Despite his humility, the leader did not allow his meekness to be taken as a weakness. He spotted corruption in the temple immediately and he did not waste time. His anger was first noticed against corruption when he dealt decisively with money changers in the temple (in Jerusalem). As soon as he spotted the activities of the extortionists and usurers in the House of God, he did not constitute any committees to study the little foxes that could spoil the vines of his ministry. Nor did he postpone his action. The angry boss immediately and forcefully drove the scammers out. This is a powerful lesson for anyone in management or leadership position. There should be mechanisms for detecting scams and other improprieties in any organizations and action should not be delayed. And it should not be covered up and culprits should be named and shamed instantly as Jesus did.
He Pruned for Productivity:
Grace and capacity to prune for productivity is one great lesson that modern leaders and managers should learn from the greatest leader of all time, Jesus. We do not need to agonize over redundancies, overlapping functions and unbearable overheads amid dwindling incomes. Through his actions and teachings, Jesus demonstrated that he expected his associates to be fruitful and productive. He said so clearly, “I am the true vine, and My father is the vine dresser.

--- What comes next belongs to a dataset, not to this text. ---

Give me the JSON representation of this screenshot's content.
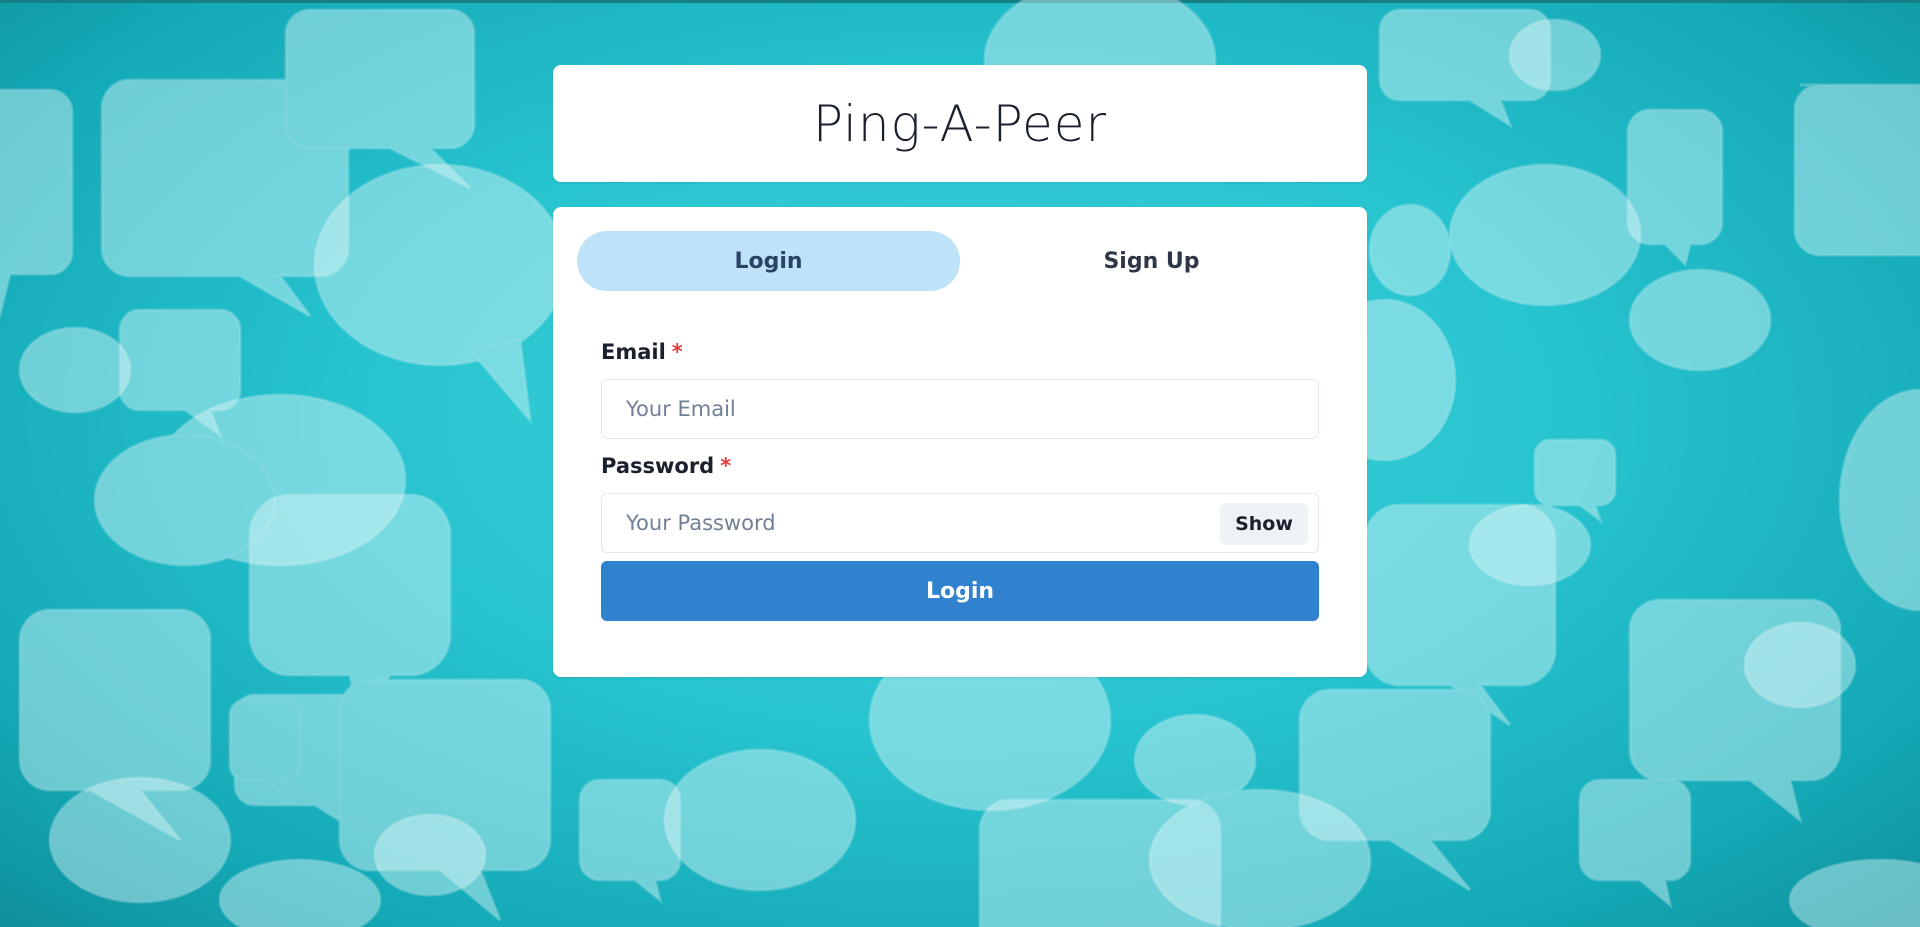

Every branch in me that does not bear fruit He takes away; and every branch that bears fruit He prunes, that it may bear more fruit”. This is so useful at this time when most leaders and managers do not know what to do with the employees that are no longer productive. Borrow a leaf from Jesus today and save yourself by pruning for efficiency and productivity. Enjoy your Easter with these useful lessons from the timeless school of the original teacher who was there when Business and Management Schools were being planned for mankind. Do you agree?